- Project: Bow Exchange
- Location: 5 Yeo Street, London E3 3QP
- Description: 92 New Homes + Commercial Space
- Value: £20,000,000
- Client: City & Suburban Homes
- Status: Planning Granted
Bow Exchange is a mixed-use scheme designed by Architects pH+ for client City & Suburban Homes, located on the Limehouse Cut Canal in London. The proposals for the site includes the demolition and replacement of the existing 2 to 3 storey industrial warehouse buildings, with a new building ranging from 4 to 9 storeys providing high-quality workspace at ground and mezzanine levels and 92 residential units above.
The scheme has been carefully developed to respond to the varied character of the existing and emerging urban context, referencing the materiality and robustness of the industrial wharfs that line this area of the Limehouse Cut. The scheme has been designed around a series of communal landscaped tiered gardens to provide residents with green links to the canal and shared spaces, integrated with incidental play opportunities, for the community to meet and form and bio diversity to flourish.
Based on an offset grid, and system approach to plan layouts, the building has been designed to optimise the potential uses of modular construction techniques whilst opening views from each dwelling to the waterway.

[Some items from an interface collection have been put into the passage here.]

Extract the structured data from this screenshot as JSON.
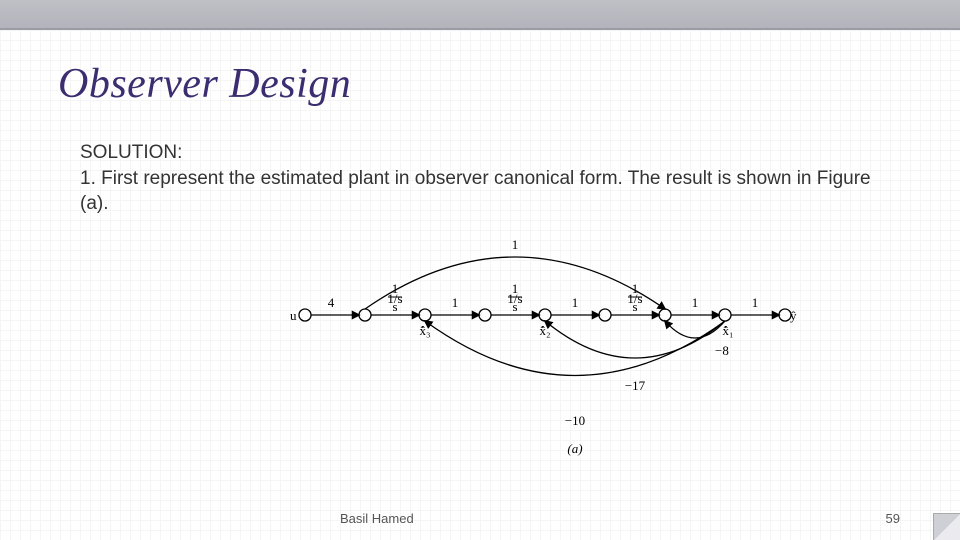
{
  "title": "Observer Design",
  "body": {
    "solution_label": "SOLUTION:",
    "step1": "1. First represent the estimated plant in observer canonical form. The result is shown in Figure (a)."
  },
  "diagram": {
    "labels": {
      "input": "u",
      "output": "ŷ"
    },
    "forward_gains": [
      "4",
      "1/s",
      "1",
      "1/s",
      "1",
      "1/s",
      "1",
      "1"
    ],
    "top_arc_gain": "1",
    "state_labels": [
      "x̂̇₃",
      "x̂̇₂",
      "x̂̇₁"
    ],
    "feedback_gains": [
      "−8",
      "−17",
      "−10"
    ],
    "caption": "(a)"
  },
  "footer": {
    "author": "Basil Hamed",
    "page": "59"
  }
}
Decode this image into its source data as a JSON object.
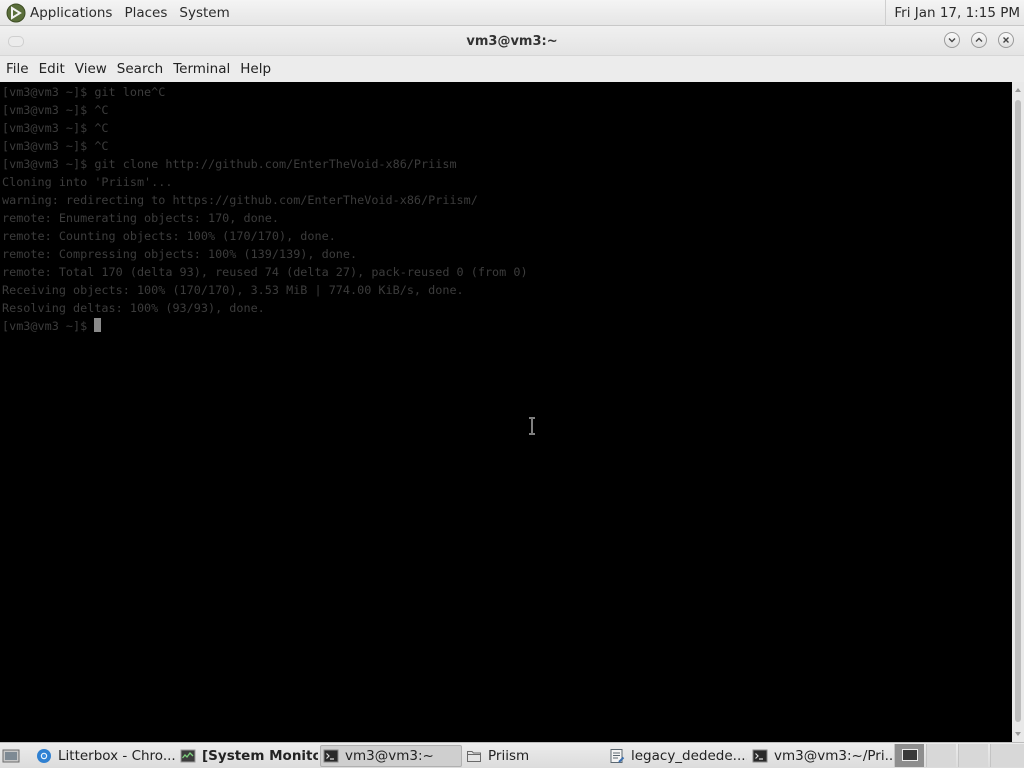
{
  "top_panel": {
    "menus": [
      "Applications",
      "Places",
      "System"
    ],
    "clock": "Fri Jan 17,  1:15 PM"
  },
  "window": {
    "title": "vm3@vm3:~"
  },
  "menubar": {
    "items": [
      "File",
      "Edit",
      "View",
      "Search",
      "Terminal",
      "Help"
    ]
  },
  "terminal": {
    "lines": [
      "[vm3@vm3 ~]$ git lone^C",
      "[vm3@vm3 ~]$ ^C",
      "[vm3@vm3 ~]$ ^C",
      "[vm3@vm3 ~]$ ^C",
      "[vm3@vm3 ~]$ git clone http://github.com/EnterTheVoid-x86/Priism",
      "Cloning into 'Priism'...",
      "warning: redirecting to https://github.com/EnterTheVoid-x86/Priism/",
      "remote: Enumerating objects: 170, done.",
      "remote: Counting objects: 100% (170/170), done.",
      "remote: Compressing objects: 100% (139/139), done.",
      "remote: Total 170 (delta 93), reused 74 (delta 27), pack-reused 0 (from 0)",
      "Receiving objects: 100% (170/170), 3.53 MiB | 774.00 KiB/s, done.",
      "Resolving deltas: 100% (93/93), done."
    ],
    "prompt": "[vm3@vm3 ~]$ "
  },
  "taskbar": {
    "tasks": [
      {
        "label": "Litterbox - Chro...",
        "icon": "chrome-icon"
      },
      {
        "label": "[System Monitor]",
        "icon": "system-monitor-icon"
      },
      {
        "label": "vm3@vm3:~",
        "icon": "terminal-icon"
      },
      {
        "label": "Priism",
        "icon": "folder-icon"
      },
      {
        "label": "legacy_dedede....",
        "icon": "text-editor-icon"
      },
      {
        "label": "vm3@vm3:~/Pri...",
        "icon": "terminal-icon"
      }
    ]
  }
}
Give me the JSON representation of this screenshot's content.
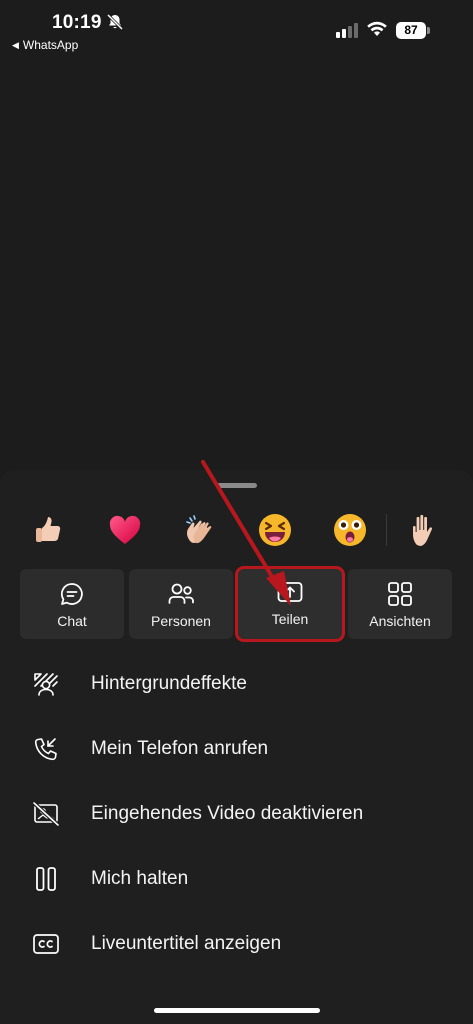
{
  "status": {
    "time": "10:19",
    "back_app": "WhatsApp",
    "battery": "87"
  },
  "reactions": [
    {
      "name": "thumbs-up",
      "glyph": "👍"
    },
    {
      "name": "heart",
      "glyph": "❤️"
    },
    {
      "name": "applause",
      "glyph": "👏"
    },
    {
      "name": "laugh",
      "glyph": "😆"
    },
    {
      "name": "surprised",
      "glyph": "😮"
    },
    {
      "name": "raise-hand",
      "glyph": "✋"
    }
  ],
  "tiles": [
    {
      "label": "Chat",
      "icon": "chat-icon"
    },
    {
      "label": "Personen",
      "icon": "people-icon"
    },
    {
      "label": "Teilen",
      "icon": "share-icon"
    },
    {
      "label": "Ansichten",
      "icon": "views-icon"
    }
  ],
  "menu": [
    {
      "label": "Hintergrundeffekte",
      "icon": "background-effects-icon"
    },
    {
      "label": "Mein Telefon anrufen",
      "icon": "call-phone-icon"
    },
    {
      "label": "Eingehendes Video deaktivieren",
      "icon": "video-off-icon"
    },
    {
      "label": "Mich halten",
      "icon": "hold-icon"
    },
    {
      "label": "Liveuntertitel anzeigen",
      "icon": "captions-icon"
    }
  ],
  "colors": {
    "background": "#1c1c1c",
    "sheet": "#1f1f1f",
    "tile": "#2c2c2c",
    "annotation": "#b8181d"
  }
}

This results in an articulated mews facing active façade of staggered private balconies to supplement the views facilitated by the stepping building form to the south.
Working with BD Landscape Architects, new public spaces are proposed along the canal edge, continuing pedestrian and cycle routes already established by the neighbouring Caspian Wharf which it is hoped will be supplemented and extended as further developments come forwards. A new pedestrian route and public space is proposed to link Yeo Street and the Limehouse Cut, increasing permeability and greater enjoyment of the water way for both the new and existing community.
The design for the proposals at Bow Exchange, 5 Yeo Street are driven by aspirational concepts of letting the land back in, improving the public realm, maximising natural light and creating generous private and communal open space.Alice Cutter Senior Architect